It is important to note that a person doesn't necessarily need to be in a whirlpool to enjoy the benefits of hydrotherapy. A large bathtub at home will do fine, as long as one can relax, stretch out and be mostly submerged, depending on the effect you are looking for.

Water temperature has a great deal to do with hydrotherapy. Hot water raises your body temperature and causes your blood vessels to dilate. This increases circulation and greater circulation can speed up the body's healing processes. Some people believe that a hot soak (103 degrees) can help you fight a cold or flu.
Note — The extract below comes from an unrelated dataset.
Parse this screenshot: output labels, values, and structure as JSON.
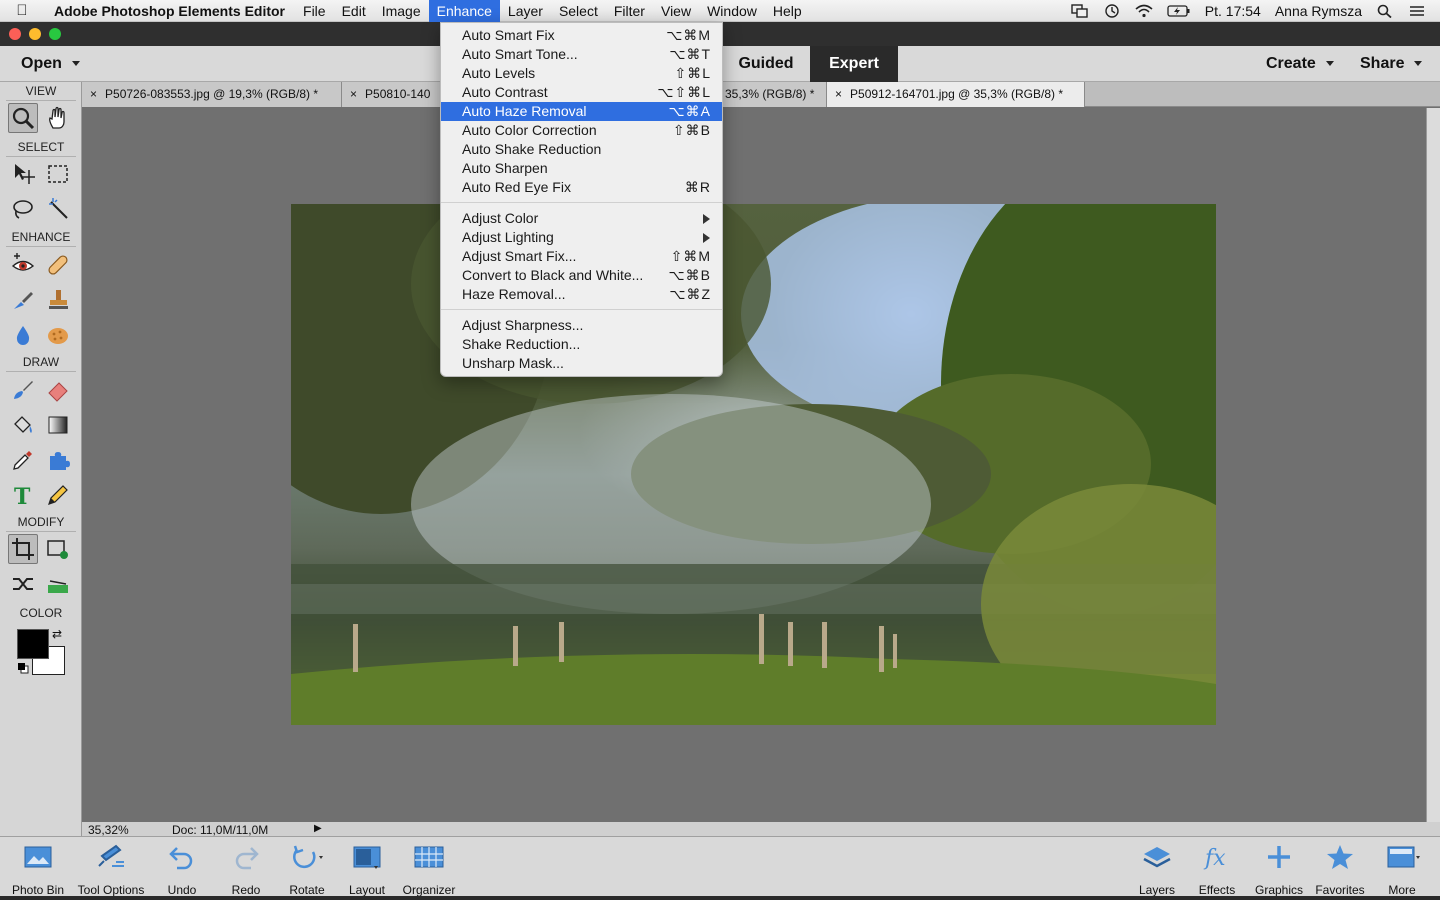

This high temperature increases the number of white blood cells, which help to fight infection.

As great as a hot soak sounds, there are words of caution to remember. Doctors recommend a temperature limit of 104 degrees and a time limit of 15 minutes. Do not take a hot soak after a workout. Hot soaks are not recommended for people who are being treated for circulation problems, high blood pressure, heart disease, diabetes or pregnancy. (If you suspect you have any of these conditions, see a doctor first).

If you do take a hot bath, always cool down after wards. One recommended way is to splash your body with lukewarm water. Remember, hot water causes blood vessels to dilate and cold water causes them to constrict, so cool down slowly so you don't create a strain on your heart.

If you are not being treated for any of the conditions above, the alternating of hot and cold temperatures can be very therapeutic. In fact, it is one of the most common ways hydrotherapy is used. (Again, check with your doctor before engaging in such activity).

As mentioned above, using hot and then cold temperatures makes the blood vessels open up, contract, and then open up again. This causes a pumping action in your heart and blood vessels that greatly increases circulation, which, again, aids in healing. This is often a home remedy that is recommended for people with migraines. They take a hot shower, followed immediately by a cool one which suddenly shrinks the swollen blood vessels in the head which are causing the migraine.

Some other hydrotherapy home remedies are a warm bath for hemorrhoids; hot foot soak for sinus relief; a 20 minute dip in cold water for joint of hands or feet to reduce swelling; a lukewarm body soak to relieve tension and stress; a half hour soak in a warm bath immediately before bed for a deep sleep.

And although we've mainly discussed the reactions of our bodies to the touch and temperature of water, let's not forget about the sound. The sound of water splashing, the roar of the ocean, raindrops on the window pane are all welcome sounds that soothe tension and promote mental relaxation. Many mothers find that crying babies are soothed when they turn on the water faucet and cradle the baby nearby where they can hear it. On another note, babies also respond well to a warm bath when they are cranky.

The benefits of hydrotherapy are numerous and not all are covered here. You may even find that water treats specific ailments for you that are not mentioned. Using some of the home remedy tips listed above, and responsible use of the knowledge of the benefits OR ill effects of water temperatures on the body, we can enjoy the therapeutic effects of nature's most abundant resource.

Vesta, I have never had a dish washer.I enjoy doing them by hand because it gives me time to think about my day and to relax. A little hard on the hands,but a little lotion will take care of that.
There will always be "Battles" to fight.